For instance, we recently made a deal with a German entrepreneur on a co-control basis, but with a very clear exit strategy on the longer term. The owner wants to sell, but without the stress to be forced to sell within 3 to 5 years. He wants more room to develop and a partner that helps with acquisitions, and he didn’t want any leverage to be put straight into the company. So, we went under a full equity structure with no leverage at entry, but eventually we will use leverage to do acquisitions together. In the past we even invested in one Italian company where we have a shareholder agreement but no detailed provisions for the liquidity event. We will always give the entrepreneurs a way to organise themselves with regard to our liquidity. For example, in case of the German entrepreneur, if in 7 years he changes his mind, he will still have 12 months to organise financing to buy us out.
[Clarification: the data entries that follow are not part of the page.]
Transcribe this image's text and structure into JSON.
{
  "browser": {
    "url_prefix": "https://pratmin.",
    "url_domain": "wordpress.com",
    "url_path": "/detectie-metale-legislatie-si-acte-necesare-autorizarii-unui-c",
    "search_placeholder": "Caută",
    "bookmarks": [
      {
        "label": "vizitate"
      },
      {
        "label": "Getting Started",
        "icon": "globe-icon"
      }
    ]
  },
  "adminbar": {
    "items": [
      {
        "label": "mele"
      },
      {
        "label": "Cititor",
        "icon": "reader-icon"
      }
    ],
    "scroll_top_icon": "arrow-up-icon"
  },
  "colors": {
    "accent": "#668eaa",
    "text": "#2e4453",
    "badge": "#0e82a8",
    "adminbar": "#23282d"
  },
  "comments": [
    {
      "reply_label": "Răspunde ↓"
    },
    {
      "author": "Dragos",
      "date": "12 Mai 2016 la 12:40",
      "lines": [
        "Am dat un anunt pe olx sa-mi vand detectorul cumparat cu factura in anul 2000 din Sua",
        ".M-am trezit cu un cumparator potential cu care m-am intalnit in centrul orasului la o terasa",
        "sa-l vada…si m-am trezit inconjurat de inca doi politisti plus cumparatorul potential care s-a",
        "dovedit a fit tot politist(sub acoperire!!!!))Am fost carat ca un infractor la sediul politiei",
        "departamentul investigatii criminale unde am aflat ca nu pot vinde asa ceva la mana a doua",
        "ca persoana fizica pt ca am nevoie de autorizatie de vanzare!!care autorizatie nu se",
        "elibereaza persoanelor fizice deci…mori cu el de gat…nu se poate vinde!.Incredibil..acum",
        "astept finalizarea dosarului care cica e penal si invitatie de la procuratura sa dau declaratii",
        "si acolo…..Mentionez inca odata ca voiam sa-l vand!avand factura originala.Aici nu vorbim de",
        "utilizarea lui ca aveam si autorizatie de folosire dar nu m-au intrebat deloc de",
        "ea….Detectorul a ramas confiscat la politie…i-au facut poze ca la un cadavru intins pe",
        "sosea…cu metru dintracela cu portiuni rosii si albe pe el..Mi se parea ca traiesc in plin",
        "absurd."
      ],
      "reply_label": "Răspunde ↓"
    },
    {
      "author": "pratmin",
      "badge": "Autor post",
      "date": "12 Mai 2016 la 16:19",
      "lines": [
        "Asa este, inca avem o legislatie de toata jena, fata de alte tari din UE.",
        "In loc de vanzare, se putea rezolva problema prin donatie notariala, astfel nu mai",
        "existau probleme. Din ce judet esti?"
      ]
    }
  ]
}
OK: An exit is always a period of tension and it is our job to make sure the alignment of interests is handled in an efficient way. Even if you are a majority shareholder you need to keep good relationship with all the remaining stakeholders within a company. It is all about what you bring to the table, the value you add. As long as you do your job properly, it is a respectful relationship. If you are in a minority position, the majority shareholder might consider it not the best moment for exit, but then at least will find a way to give you a fair liquidity.


JP: We always behave like a PE investor. We are close to management with regular and deep interactions. This is also a change from our past when we were more often in a more passive role. Now, we want to participate more actively in value creation. This is why we are extending our team, to have the right people who will be able to cover those skills and markets.


CM: Many sectors have been suffering from the current crisis. How has your portfolio reacted?


OK: This year made us all feel like 2008. But you work on the portfolio, you find out what the issues are, what the impact is. If you look at the results we published at the end of June, you see there was a slight decline in net asset value. But the portfolios are actually resilient. We have investments close to leisure and hospitality and these suffer, despite the fact that the assets are of great quality. But they will survive because the state helps these sectors. Healthcare investments are performing extremely well.


CM: Are the reporting requirements that come from the public listing challenging or burdensome at some point?


JP: There are a lot of positive sides to being listed. When you look at our shareholder base, which to a large extent is made up of entrepreneurial families, a strong governance is really important. There needs to be a clear line between the shareholders and management. In order for management to be able to do its work, they need a strong board and no interference from shareholders, which you might have in some family offices. Being listed, imposes discipline and transparency. For instance, we have to value our portfolio twice a year, which is good.


CM: I noticed in your latest report that you have some alternative performance indicators. Is this an attempt to make you more attractive?


JP: Traditionally the market capitalisations of holding companies have a discount to their Net Asset Value. Some have managed to reduce such discount. There is a question of size sometimes and a question of liquidity of the stock. We have very stable long-term investors, but also many smaller investors, who are not that active in trading and who keep their stock for a long time. In the future we will continue to improve our communication, for instance, recently we have improved our website. Also, last year we have started to communicate more regularly on investments and exits.


OK: We want to improve the visibility of shares, and that could improve the discount in the future.


CM: How do you see 2021 for your business and economy?


OK: We should remain cautiously optimistic. During every crisis there is a moment where things flip and bounce back. And this is the best time to invest. Crisis always includes opportunity and we have means to deploy capital.


JP: I also remain optimistic. This year has also been positive for us in terms of recruitment. It is good to see how attractive we are for candidates – Olaf is a very good example. We also found that it is possible to attract good talents to Luxembourg.